(Website and app data records)
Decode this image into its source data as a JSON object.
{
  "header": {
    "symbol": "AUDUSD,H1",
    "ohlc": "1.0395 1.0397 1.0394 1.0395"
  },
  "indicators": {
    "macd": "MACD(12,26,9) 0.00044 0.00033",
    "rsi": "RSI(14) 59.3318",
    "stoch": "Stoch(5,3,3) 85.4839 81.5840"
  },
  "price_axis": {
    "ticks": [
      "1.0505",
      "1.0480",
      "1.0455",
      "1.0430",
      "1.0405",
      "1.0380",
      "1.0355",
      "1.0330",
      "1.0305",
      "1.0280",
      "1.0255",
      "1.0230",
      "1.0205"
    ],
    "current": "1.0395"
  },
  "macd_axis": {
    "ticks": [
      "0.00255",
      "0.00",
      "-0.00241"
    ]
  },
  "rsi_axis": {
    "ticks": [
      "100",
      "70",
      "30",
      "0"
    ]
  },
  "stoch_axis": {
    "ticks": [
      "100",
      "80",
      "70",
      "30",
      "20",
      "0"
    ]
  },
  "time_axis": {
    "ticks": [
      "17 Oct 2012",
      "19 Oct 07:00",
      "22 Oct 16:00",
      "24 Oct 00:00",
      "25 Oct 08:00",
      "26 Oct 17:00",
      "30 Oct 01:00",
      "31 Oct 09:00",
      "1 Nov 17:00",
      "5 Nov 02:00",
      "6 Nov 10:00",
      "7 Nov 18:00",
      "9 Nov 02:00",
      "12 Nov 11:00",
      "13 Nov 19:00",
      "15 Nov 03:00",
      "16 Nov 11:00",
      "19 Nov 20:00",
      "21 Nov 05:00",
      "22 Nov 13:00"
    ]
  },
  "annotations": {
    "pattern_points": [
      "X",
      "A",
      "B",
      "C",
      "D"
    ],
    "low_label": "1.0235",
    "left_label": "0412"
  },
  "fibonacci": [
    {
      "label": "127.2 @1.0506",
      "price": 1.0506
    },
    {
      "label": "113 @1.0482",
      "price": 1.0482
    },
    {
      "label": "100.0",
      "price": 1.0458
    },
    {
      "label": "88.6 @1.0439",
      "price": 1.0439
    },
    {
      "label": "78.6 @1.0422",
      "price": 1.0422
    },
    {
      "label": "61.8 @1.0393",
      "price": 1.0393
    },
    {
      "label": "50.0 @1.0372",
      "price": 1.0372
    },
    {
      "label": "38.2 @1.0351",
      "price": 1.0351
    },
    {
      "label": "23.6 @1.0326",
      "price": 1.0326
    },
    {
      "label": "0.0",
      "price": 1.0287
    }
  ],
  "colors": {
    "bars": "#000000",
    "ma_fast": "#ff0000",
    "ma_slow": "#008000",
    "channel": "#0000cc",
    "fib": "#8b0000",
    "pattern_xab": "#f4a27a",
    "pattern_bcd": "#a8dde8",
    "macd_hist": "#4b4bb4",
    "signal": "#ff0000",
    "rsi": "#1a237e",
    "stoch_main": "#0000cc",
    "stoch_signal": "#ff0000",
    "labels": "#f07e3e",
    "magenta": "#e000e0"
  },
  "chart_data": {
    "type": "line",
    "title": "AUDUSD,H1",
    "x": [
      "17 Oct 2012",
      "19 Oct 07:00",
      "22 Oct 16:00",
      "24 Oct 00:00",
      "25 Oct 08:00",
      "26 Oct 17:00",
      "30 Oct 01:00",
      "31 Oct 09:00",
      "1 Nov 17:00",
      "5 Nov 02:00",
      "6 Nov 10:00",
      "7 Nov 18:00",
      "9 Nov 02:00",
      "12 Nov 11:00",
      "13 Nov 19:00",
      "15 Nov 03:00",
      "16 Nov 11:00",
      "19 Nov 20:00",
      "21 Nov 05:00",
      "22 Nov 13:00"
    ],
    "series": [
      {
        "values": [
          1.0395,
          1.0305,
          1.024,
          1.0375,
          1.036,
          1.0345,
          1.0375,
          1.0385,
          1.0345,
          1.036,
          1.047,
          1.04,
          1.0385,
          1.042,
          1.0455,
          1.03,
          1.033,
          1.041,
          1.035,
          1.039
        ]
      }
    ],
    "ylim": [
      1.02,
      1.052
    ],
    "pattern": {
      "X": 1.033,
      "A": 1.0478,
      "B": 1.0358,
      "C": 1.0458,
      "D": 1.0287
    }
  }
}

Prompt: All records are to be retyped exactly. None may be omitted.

Answer to this task:
Decode this image into its source data as a JSON object.
{
  "header": {
    "symbol": "AUDUSD,H1",
    "ohlc": "1.0395 1.0397 1.0394 1.0395"
  },
  "indicators": {
    "macd": "MACD(12,26,9) 0.00044 0.00033",
    "rsi": "RSI(14) 59.3318",
    "stoch": "Stoch(5,3,3) 85.4839 81.5840"
  },
  "price_axis": {
    "ticks": [
      "1.0505",
      "1.0480",
      "1.0455",
      "1.0430",
      "1.0405",
      "1.0380",
      "1.0355",
      "1.0330",
      "1.0305",
      "1.0280",
      "1.0255",
      "1.0230",
      "1.0205"
    ],
    "current": "1.0395"
  },
  "macd_axis": {
    "ticks": [
      "0.00255",
      "0.00",
      "-0.00241"
    ]
  },
  "rsi_axis": {
    "ticks": [
      "100",
      "70",
      "30",
      "0"
    ]
  },
  "stoch_axis": {
    "ticks": [
      "100",
      "80",
      "70",
      "30",
      "20",
      "0"
    ]
  },
  "time_axis": {
    "ticks": [
      "17 Oct 2012",
      "19 Oct 07:00",
      "22 Oct 16:00",
      "24 Oct 00:00",
      "25 Oct 08:00",
      "26 Oct 17:00",
      "30 Oct 01:00",
      "31 Oct 09:00",
      "1 Nov 17:00",
      "5 Nov 02:00",
      "6 Nov 10:00",
      "7 Nov 18:00",
      "9 Nov 02:00",
      "12 Nov 11:00",
      "13 Nov 19:00",
      "15 Nov 03:00",
      "16 Nov 11:00",
      "19 Nov 20:00",
      "21 Nov 05:00",
      "22 Nov 13:00"
    ]
  },
  "annotations": {
    "pattern_points": [
      "X",
      "A",
      "B",
      "C",
      "D"
    ],
    "low_label": "1.0235",
    "left_label": "0412"
  },
  "fibonacci": [
    {
      "label": "127.2 @1.0506",
      "price": 1.0506
    },
    {
      "label": "113 @1.0482",
      "price": 1.0482
    },
    {
      "label": "100.0",
      "price": 1.0458
    },
    {
      "label": "88.6 @1.0439",
      "price": 1.0439
    },
    {
      "label": "78.6 @1.0422",
      "price": 1.0422
    },
    {
      "label": "61.8 @1.0393",
      "price": 1.0393
    },
    {
      "label": "50.0 @1.0372",
      "price": 1.0372
    },
    {
      "label": "38.2 @1.0351",
      "price": 1.0351
    },
    {
      "label": "23.6 @1.0326",
      "price": 1.0326
    },
    {
      "label": "0.0",
      "price": 1.0287
    }
  ],
  "colors": {
    "bars": "#000000",
    "ma_fast": "#ff0000",
    "ma_slow": "#008000",
    "channel": "#0000cc",
    "fib": "#8b0000",
    "pattern_xab": "#f4a27a",
    "pattern_bcd": "#a8dde8",
    "macd_hist": "#4b4bb4",
    "signal": "#ff0000",
    "rsi": "#1a237e",
    "stoch_main": "#0000cc",
    "stoch_signal": "#ff0000",
    "labels": "#f07e3e",
    "magenta": "#e000e0"
  },
  "chart_data": {
    "type": "line",
    "title": "AUDUSD,H1",
    "x": [
      "17 Oct 2012",
      "19 Oct 07:00",
      "22 Oct 16:00",
      "24 Oct 00:00",
      "25 Oct 08:00",
      "26 Oct 17:00",
      "30 Oct 01:00",
      "31 Oct 09:00",
      "1 Nov 17:00",
      "5 Nov 02:00",
      "6 Nov 10:00",
      "7 Nov 18:00",
      "9 Nov 02:00",
      "12 Nov 11:00",
      "13 Nov 19:00",
      "15 Nov 03:00",
      "16 Nov 11:00",
      "19 Nov 20:00",
      "21 Nov 05:00",
      "22 Nov 13:00"
    ],
    "series": [
      {
        "values": [
          1.0395,
          1.0305,
          1.024,
          1.0375,
          1.036,
          1.0345,
          1.0375,
          1.0385,
          1.0345,
          1.036,
          1.047,
          1.04,
          1.0385,
          1.042,
          1.0455,
          1.03,
          1.033,
          1.041,
          1.035,
          1.039
        ]
      }
    ],
    "ylim": [
      1.02,
      1.052
    ],
    "pattern": {
      "X": 1.033,
      "A": 1.0478,
      "B": 1.0358,
      "C": 1.0458,
      "D": 1.0287
    }
  }
}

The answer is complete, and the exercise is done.